TASK GOAL: What lines of the data below hold "Chatübung"? Show them.
Content starts
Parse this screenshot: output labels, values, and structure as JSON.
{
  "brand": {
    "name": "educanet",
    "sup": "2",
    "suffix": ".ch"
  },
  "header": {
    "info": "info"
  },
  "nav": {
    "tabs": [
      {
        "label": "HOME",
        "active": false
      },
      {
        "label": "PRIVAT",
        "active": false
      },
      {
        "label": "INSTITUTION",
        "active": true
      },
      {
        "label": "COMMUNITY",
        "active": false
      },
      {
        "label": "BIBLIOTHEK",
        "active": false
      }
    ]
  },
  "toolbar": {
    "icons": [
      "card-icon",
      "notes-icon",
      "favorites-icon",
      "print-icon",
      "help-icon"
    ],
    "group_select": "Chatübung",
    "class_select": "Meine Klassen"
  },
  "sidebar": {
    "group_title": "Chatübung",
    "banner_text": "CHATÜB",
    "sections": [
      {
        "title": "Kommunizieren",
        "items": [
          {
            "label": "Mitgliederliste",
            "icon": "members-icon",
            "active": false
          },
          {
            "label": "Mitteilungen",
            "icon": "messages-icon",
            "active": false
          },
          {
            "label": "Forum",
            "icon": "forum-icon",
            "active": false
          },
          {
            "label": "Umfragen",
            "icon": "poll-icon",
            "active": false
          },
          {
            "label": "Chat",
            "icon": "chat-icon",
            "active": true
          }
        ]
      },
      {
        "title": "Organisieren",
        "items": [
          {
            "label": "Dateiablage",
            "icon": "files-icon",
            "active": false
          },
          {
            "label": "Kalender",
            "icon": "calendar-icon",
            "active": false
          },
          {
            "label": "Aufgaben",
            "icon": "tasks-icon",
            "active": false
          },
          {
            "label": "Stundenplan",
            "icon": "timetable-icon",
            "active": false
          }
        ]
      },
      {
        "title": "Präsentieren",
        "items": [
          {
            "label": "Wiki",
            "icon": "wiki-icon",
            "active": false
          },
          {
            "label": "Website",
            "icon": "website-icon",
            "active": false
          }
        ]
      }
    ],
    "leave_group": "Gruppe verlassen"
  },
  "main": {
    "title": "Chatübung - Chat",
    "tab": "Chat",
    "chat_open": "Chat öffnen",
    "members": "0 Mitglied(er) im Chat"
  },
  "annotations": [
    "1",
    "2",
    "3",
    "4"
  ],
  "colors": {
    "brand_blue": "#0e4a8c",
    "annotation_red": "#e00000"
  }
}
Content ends
RESULT FOR THIS TASK:
    "group_select": "Chatübung",
    "group_title": "Chatübung",
    "title": "Chatübung - Chat",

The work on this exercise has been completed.